* PROBLEM STATEMENT:
Copy, from the material below, every line in which the word "SimpleCITY" can be found.

Start of Block

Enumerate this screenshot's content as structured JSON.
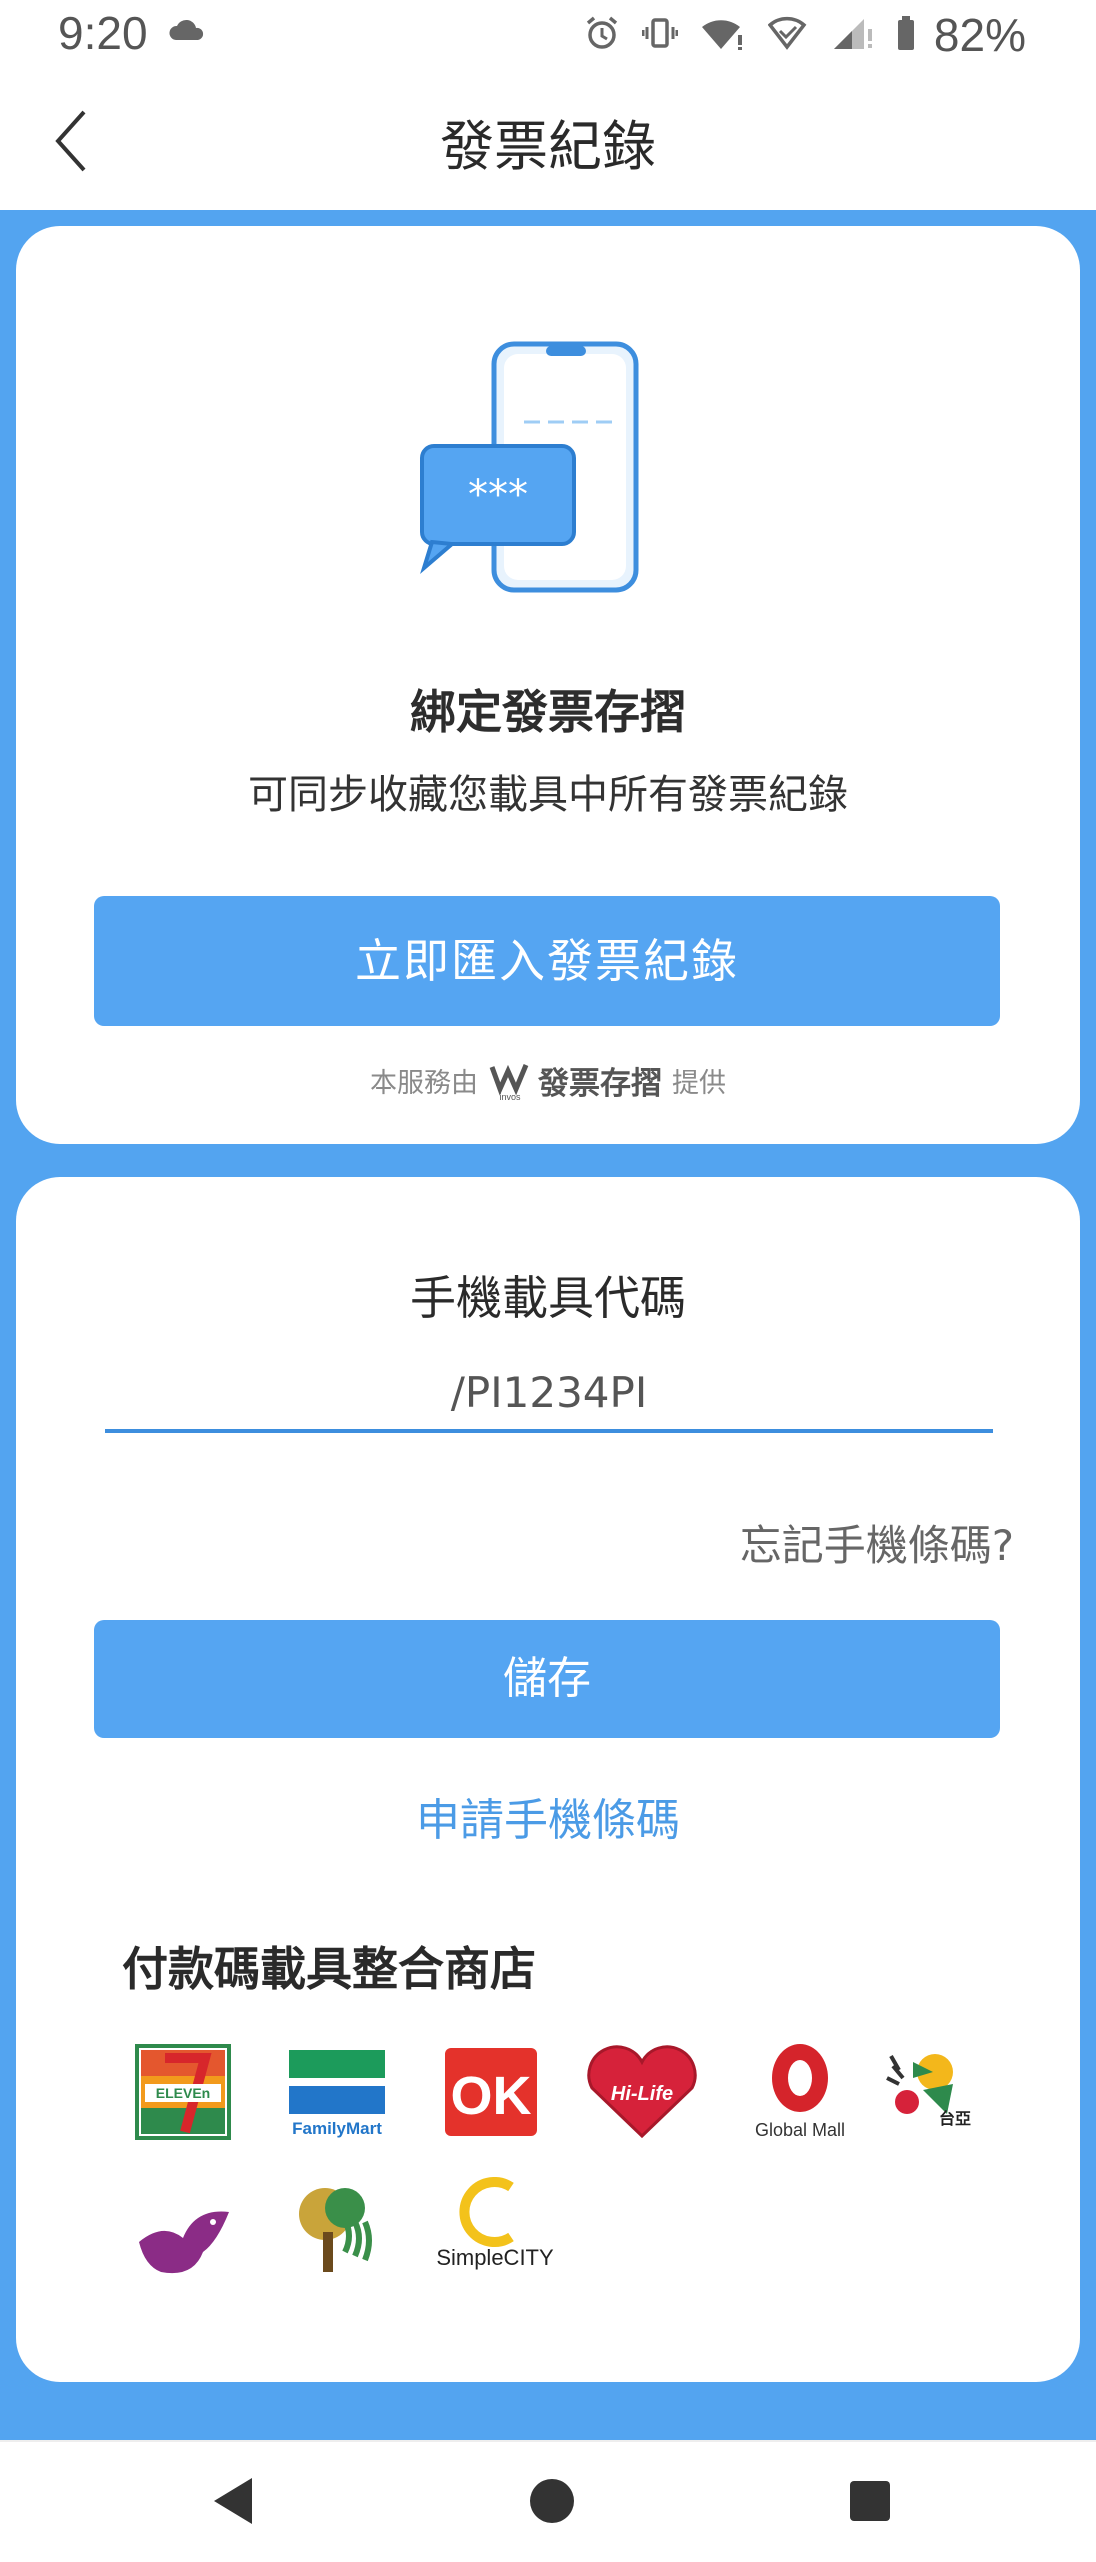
{
  "status_bar": {
    "time": "9:20",
    "battery": "82%",
    "icons": [
      "cloud-icon",
      "alarm-icon",
      "vibrate-icon",
      "wifi-icon",
      "wifi-calling-icon",
      "signal-icon",
      "battery-icon"
    ]
  },
  "header": {
    "title": "發票紀錄",
    "back_icon": "chevron-left-icon"
  },
  "bind_card": {
    "heading": "綁定發票存摺",
    "description": "可同步收藏您載具中所有發票紀錄",
    "import_button": "立即匯入發票紀錄",
    "provider_prefix": "本服務由",
    "provider_logo_small": "invos",
    "provider_brand": "發票存摺",
    "provider_suffix": "提供",
    "illustration_text": "***"
  },
  "carrier_card": {
    "title": "手機載具代碼",
    "input_value": "/PI1234PI",
    "forgot_link": "忘記手機條碼?",
    "save_button": "儲存",
    "apply_link": "申請手機條碼",
    "stores_title": "付款碼載具整合商店",
    "stores": [
      {
        "name": "7-Eleven",
        "logo_text": "ELEVEn"
      },
      {
        "name": "FamilyMart",
        "logo_text": "FamilyMart"
      },
      {
        "name": "OK",
        "logo_text": "OK"
      },
      {
        "name": "Hi-Life",
        "logo_text": "Hi-Life"
      },
      {
        "name": "Global Mall",
        "logo_text": "Global Mall"
      },
      {
        "name": "台亞加油站",
        "logo_text": "台亞"
      },
      {
        "name": "bird-store",
        "logo_text": ""
      },
      {
        "name": "tree-store",
        "logo_text": ""
      },
      {
        "name": "SimpleCITY",
        "logo_text": "SimpleCITY"
      }
    ]
  },
  "colors": {
    "background": "#53a4f0",
    "button": "#55a5f2",
    "link": "#4b9be6",
    "underline": "#3d8ede"
  }
}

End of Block

* EXERCISE ANSWER:
        "name": "SimpleCITY",
        "logo_text": "SimpleCITY"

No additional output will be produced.